But the latest accomplishment by Charity Sunshine, Timber's daughter, is impressive even by Dick family standards. A renowned opera singer, she recently performed for the first time since undergoing double-lung surgery.
Dick's children, all home-schooled by their mother Annette in a big, old North Denver house Timber had retrofitted with his offbeat inventions, were already well on their way to world domination when he died. Several were working for top Washington power brokers (the oldest, Tomicah, is now a speechwriter for Secretary of State Hillary Clinton), others were jet-setting around the world for various causes and all of them joined forces after Timber's death to work on the IRIS engine, his last invention and the one they believed had the potential to transform the auto industry.
As for Charity Sunshine, she's belted out elaborate soprano melodies on stages worldwide, as well as creating original works like Facebook, the Musical. But her turn at the 2010 Patient Experience Summit at the Cleveland Clinic, the Ohio facility where her surgery took place, was more than simply another performance.
Several years ago, Charity was diagnosed with pulmonary arterial hypertension, a serious condition in which arteries in the lungs constrict, slowly cutting off blood supply. It made activities like walking up flights of stairs a challenge, much less performing opera.
We Believe Local Journalism is Critical to the Life of a City
Engaging with our readers is essential to Westword's mission.

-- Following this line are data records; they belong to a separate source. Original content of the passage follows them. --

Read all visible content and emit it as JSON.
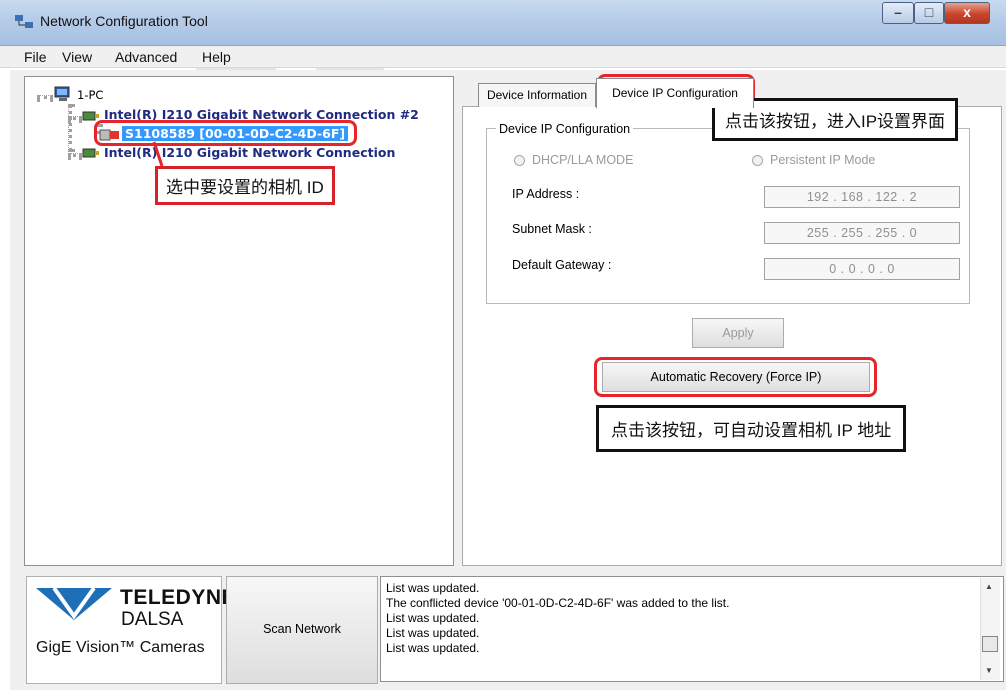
{
  "window": {
    "title": "Network Configuration Tool",
    "min_glyph": "–",
    "max_glyph": "□",
    "close_glyph": "x"
  },
  "menu": [
    "File",
    "View",
    "Advanced",
    "Help"
  ],
  "tree": {
    "root": "1-PC",
    "nic1": "Intel(R) I210 Gigabit Network Connection #2",
    "device": "S1108589 [00-01-0D-C2-4D-6F]",
    "nic2": "Intel(R) I210 Gigabit Network Connection"
  },
  "tabs": {
    "device_info": "Device Information",
    "device_ip": "Device IP Configuration"
  },
  "ip_config": {
    "group_title": "Device IP Configuration",
    "dhcp_label": "DHCP/LLA MODE",
    "persistent_label": "Persistent IP Mode",
    "ip_label": "IP Address :",
    "ip_value": "192 . 168 . 122 . 2",
    "subnet_label": "Subnet Mask :",
    "subnet_value": "255 . 255 . 255 . 0",
    "gateway_label": "Default Gateway :",
    "gateway_value": "0 . 0 . 0 . 0",
    "apply_label": "Apply",
    "force_ip_label": "Automatic Recovery (Force IP)"
  },
  "logo": {
    "brand_line1": "TELEDYNE",
    "brand_line2": "DALSA",
    "tagline": "GigE Vision™ Cameras"
  },
  "scan_button": "Scan Network",
  "log": [
    "List was updated.",
    "The conflicted device '00-01-0D-C2-4D-6F' was added to the list.",
    "List was updated.",
    "List was updated.",
    "List was updated."
  ],
  "annotations": {
    "select_camera": "选中要设置的相机 ID",
    "enter_ip_settings": "点击该按钮，进入IP设置界面",
    "auto_set_ip": "点击该按钮，可自动设置相机 IP 地址"
  },
  "colors": {
    "accent_red": "#e5242c",
    "nic_text": "#1f2a80",
    "selection": "#3399ff",
    "logo_blue": "#1d6fb8"
  }
}
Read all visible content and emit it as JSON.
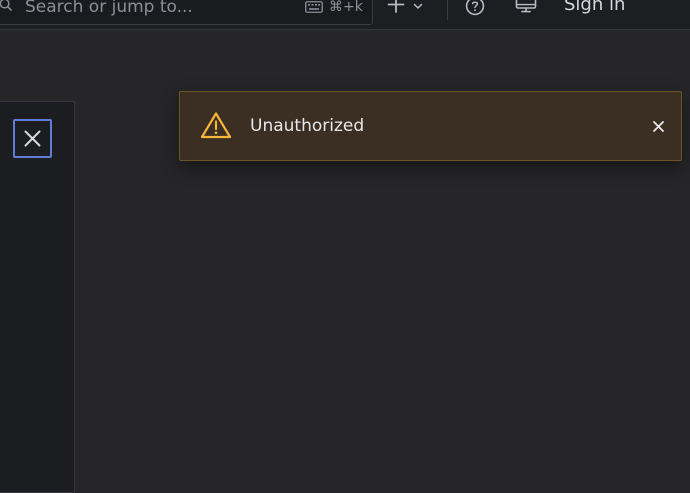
{
  "topbar": {
    "search": {
      "placeholder": "Search or jump to...",
      "icon": "search-icon",
      "shortcut_icon": "keyboard-icon",
      "shortcut_label": "⌘+k"
    },
    "add_menu": {
      "icon": "plus-icon",
      "caret_icon": "chevron-down-icon"
    },
    "help": {
      "icon": "help-icon"
    },
    "display": {
      "icon": "monitor-icon"
    },
    "sign_in_label": "Sign in"
  },
  "drawer": {
    "close_icon": "close-icon",
    "close_focus_color": "#5d7fd6"
  },
  "toast": {
    "severity": "warning",
    "icon": "warning-icon",
    "message": "Unauthorized",
    "close_icon": "close-icon",
    "accent_color": "#f5b73b",
    "background_color": "#3a2f22"
  },
  "colors": {
    "page_background": "#262628",
    "topbar_background": "#1d1e22",
    "drawer_background": "#1c1d21",
    "text_primary": "#d6d8de",
    "text_secondary": "#8c8f98"
  }
}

Make a financial contribution or sign up for a newsletter, and help us keep telling Denver's stories with no paywalls.
Support Our Journalism
Eventually, Charity had to put her singing career on hiatus, and in September 2009 she was flown to the Cleveland Clinic for the emergency surgery. What followed were months of grueling recovery; she had to re-learn how to breathe, eat, talk and walk. No one was certain she'd be able to sing again, but eventually she started humming. Then came simple songs.
Now she can handle Gershwin's "Someone to Watch Over Me," which she sang last week to the hospital staff who cared for her. She'll continue to train, with hopes of one day soon taking the opera world by storm.
Knowing her family, she probably will. Here's a video of Charity in action.